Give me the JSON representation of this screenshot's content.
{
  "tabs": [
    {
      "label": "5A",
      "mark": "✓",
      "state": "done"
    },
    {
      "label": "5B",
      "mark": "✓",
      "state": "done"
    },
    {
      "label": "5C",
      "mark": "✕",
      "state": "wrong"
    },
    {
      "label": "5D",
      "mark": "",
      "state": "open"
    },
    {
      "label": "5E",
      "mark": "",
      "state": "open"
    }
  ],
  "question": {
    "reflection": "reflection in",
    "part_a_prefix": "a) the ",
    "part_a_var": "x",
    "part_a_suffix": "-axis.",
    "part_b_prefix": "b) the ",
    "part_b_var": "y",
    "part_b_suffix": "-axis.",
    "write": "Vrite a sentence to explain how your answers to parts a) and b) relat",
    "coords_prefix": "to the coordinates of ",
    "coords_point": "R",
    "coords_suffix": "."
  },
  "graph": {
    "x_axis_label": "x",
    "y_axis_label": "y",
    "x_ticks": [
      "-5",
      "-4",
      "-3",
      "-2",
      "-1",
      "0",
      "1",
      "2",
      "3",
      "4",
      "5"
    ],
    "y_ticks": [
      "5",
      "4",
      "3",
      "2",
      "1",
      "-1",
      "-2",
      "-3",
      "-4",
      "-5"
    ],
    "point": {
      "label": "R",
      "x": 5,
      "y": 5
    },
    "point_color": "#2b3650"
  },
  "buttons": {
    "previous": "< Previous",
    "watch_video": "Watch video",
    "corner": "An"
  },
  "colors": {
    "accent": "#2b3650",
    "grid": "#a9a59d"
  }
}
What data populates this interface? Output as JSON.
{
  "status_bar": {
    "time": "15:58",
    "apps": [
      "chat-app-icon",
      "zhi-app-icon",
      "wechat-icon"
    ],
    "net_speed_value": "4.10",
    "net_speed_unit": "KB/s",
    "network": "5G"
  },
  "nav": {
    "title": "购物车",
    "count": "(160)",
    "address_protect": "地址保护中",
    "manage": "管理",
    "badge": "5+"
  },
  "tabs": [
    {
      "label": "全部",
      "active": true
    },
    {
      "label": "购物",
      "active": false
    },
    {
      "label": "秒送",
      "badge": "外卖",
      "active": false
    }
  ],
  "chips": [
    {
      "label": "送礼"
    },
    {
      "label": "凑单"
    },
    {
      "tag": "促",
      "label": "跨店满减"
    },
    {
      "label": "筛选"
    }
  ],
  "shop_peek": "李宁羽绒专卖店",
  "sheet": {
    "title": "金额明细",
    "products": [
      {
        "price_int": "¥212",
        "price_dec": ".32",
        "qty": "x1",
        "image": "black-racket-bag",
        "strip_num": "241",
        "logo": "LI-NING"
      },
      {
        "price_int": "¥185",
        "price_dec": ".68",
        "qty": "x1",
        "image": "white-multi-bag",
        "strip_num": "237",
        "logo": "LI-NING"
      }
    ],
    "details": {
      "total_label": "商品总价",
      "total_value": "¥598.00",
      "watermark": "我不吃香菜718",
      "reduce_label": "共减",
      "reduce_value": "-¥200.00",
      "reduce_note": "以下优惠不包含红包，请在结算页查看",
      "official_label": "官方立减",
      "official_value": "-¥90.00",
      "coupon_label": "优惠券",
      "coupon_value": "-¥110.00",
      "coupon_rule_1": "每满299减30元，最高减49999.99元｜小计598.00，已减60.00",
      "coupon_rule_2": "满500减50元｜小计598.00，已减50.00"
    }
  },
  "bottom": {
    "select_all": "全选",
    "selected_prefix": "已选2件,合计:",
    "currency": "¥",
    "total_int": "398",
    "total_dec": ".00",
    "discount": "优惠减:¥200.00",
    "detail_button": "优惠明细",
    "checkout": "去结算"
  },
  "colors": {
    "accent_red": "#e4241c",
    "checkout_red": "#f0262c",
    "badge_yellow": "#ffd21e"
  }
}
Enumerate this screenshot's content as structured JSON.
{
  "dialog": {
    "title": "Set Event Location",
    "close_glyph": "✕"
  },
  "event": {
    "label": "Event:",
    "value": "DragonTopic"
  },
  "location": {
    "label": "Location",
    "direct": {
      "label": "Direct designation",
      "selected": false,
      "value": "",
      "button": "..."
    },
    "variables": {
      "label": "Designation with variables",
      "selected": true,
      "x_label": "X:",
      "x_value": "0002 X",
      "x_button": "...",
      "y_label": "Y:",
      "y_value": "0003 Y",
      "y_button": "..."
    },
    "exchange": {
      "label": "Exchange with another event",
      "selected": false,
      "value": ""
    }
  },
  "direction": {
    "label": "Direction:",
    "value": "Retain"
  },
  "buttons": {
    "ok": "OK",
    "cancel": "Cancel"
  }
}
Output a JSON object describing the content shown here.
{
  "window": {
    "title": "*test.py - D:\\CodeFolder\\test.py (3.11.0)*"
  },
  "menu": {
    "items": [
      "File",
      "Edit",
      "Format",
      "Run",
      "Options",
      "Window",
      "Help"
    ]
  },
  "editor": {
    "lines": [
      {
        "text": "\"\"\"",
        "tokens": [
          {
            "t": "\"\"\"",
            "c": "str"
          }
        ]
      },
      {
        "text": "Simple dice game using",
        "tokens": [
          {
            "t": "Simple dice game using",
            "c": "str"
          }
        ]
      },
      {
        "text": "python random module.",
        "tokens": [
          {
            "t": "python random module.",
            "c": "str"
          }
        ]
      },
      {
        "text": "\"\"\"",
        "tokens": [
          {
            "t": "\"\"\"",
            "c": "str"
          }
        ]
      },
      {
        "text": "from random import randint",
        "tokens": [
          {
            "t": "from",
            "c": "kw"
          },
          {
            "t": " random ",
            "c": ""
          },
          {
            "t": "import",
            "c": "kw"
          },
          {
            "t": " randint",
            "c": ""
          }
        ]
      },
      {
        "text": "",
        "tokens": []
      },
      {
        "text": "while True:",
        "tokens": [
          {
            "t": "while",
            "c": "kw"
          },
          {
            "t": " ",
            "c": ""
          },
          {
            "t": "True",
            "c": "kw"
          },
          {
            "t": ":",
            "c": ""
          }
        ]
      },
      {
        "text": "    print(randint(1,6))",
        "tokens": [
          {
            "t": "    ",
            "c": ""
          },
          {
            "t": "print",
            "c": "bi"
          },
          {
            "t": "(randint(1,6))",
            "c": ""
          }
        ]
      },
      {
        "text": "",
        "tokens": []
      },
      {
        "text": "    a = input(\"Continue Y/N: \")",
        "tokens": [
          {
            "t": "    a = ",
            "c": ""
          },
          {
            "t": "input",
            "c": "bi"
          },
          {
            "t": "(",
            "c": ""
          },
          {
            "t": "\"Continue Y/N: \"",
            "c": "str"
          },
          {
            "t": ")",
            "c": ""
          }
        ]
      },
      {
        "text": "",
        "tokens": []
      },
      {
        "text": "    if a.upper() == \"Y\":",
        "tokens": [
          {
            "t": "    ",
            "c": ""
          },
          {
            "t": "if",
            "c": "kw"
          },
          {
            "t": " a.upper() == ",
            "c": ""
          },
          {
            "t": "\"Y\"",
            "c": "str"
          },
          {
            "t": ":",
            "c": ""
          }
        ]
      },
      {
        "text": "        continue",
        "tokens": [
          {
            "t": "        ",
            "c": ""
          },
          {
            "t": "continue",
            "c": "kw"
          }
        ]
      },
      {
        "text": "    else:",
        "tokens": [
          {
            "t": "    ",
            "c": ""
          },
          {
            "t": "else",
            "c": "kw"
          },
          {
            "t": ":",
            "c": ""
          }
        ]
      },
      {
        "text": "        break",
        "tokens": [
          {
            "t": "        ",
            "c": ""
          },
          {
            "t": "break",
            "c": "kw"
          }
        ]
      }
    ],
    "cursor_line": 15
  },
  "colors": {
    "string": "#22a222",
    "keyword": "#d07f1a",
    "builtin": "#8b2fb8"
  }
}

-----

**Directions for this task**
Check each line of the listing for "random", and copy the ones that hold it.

**Answer space**
        "text": "python random module.",
            "t": "python random module.",
        "text": "from random import randint",
            "t": " random ",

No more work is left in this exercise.